What this task involves – Check every line of the data below for the word "note". Copy the ones that have it.

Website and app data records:
|---|
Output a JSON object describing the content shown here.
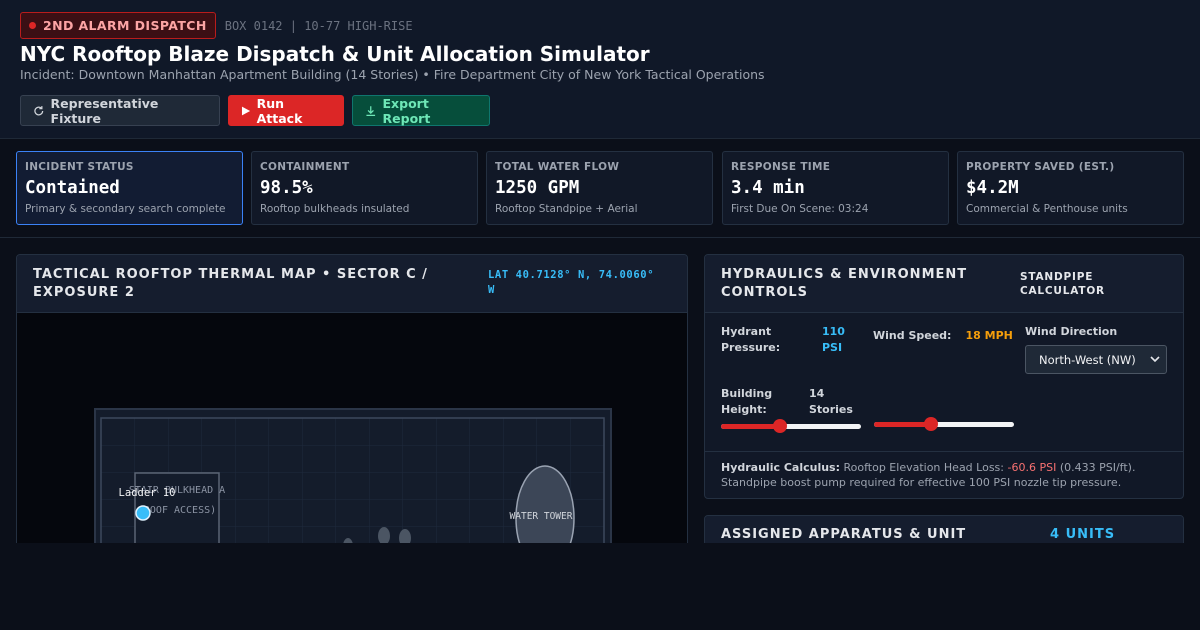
{
  "header": {
    "alarm_badge": "2ND ALARM DISPATCH",
    "box_code": "BOX 0142 | 10-77 HIGH-RISE",
    "title": "NYC Rooftop Blaze Dispatch & Unit Allocation Simulator",
    "subtitle": "Incident: Downtown Manhattan Apartment Building (14 Stories) • Fire Department City of New York Tactical Operations",
    "buttons": {
      "fixture": "Representative Fixture",
      "run": "Run Attack",
      "export": "Export Report"
    }
  },
  "stats": [
    {
      "label": "INCIDENT STATUS",
      "value": "Contained",
      "note": "Primary & secondary search complete"
    },
    {
      "label": "CONTAINMENT",
      "value": "98.5%",
      "note": "Rooftop bulkheads insulated"
    },
    {
      "label": "TOTAL WATER FLOW",
      "value": "1250 GPM",
      "note": "Rooftop Standpipe + Aerial"
    },
    {
      "label": "RESPONSE TIME",
      "value": "3.4 min",
      "note": "First Due On Scene: 03:24"
    },
    {
      "label": "PROPERTY SAVED (EST.)",
      "value": "$4.2M",
      "note": "Commercial & Penthouse units"
    }
  ],
  "map": {
    "title_line1": "TACTICAL ROOFTOP THERMAL MAP • SECTOR C /",
    "title_line2": "EXPOSURE 2",
    "coords_line1": "LAT 40.7128° N, 74.0060°",
    "coords_line2": "W",
    "bulkhead_line1": "STAIR BULKHEAD A",
    "bulkhead_line2": "(ROOF ACCESS)",
    "unit_label": "Ladder 10",
    "water_tower": "WATER TOWER"
  },
  "hydraulics": {
    "title_line1": "HYDRAULICS & ENVIRONMENT",
    "title_line2": "CONTROLS",
    "calc_line1": "STANDPIPE",
    "calc_line2": "CALCULATOR",
    "hydrant_label_1": "Hydrant",
    "hydrant_label_2": "Pressure:",
    "hydrant_value_1": "110",
    "hydrant_value_2": "PSI",
    "hydrant_level": 0.42,
    "wind_label": "Wind Speed:",
    "wind_value": "18 MPH",
    "wind_level": 0.41,
    "direction_label": "Wind Direction",
    "direction_selected": "North-West (NW)",
    "height_label_1": "Building",
    "height_label_2": "Height:",
    "height_value_1": "14",
    "height_value_2": "Stories",
    "height_level": 0.4,
    "calc_heading": "Hydraulic Calculus:",
    "calc_text_1": "Rooftop Elevation Head Loss:",
    "calc_loss": "-60.6 PSI",
    "calc_text_2": "(0.433 PSI/ft).",
    "calc_text_3": "Standpipe boost pump required for effective 100 PSI nozzle tip pressure."
  },
  "apparatus": {
    "title": "ASSIGNED APPARATUS & UNIT",
    "count": "4 UNITS"
  },
  "colors": {
    "accent_red": "#dc2626",
    "accent_blue": "#38bdf8",
    "accent_orange": "#f59e0b",
    "accent_green": "#6ee7b7"
  }
}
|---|
Written response –
      "note": "Primary & secondary search complete"
      "note": "Rooftop bulkheads insulated"
      "note": "Rooftop Standpipe + Aerial"
      "note": "First Due On Scene: 03:24"
      "note": "Commercial & Penthouse units"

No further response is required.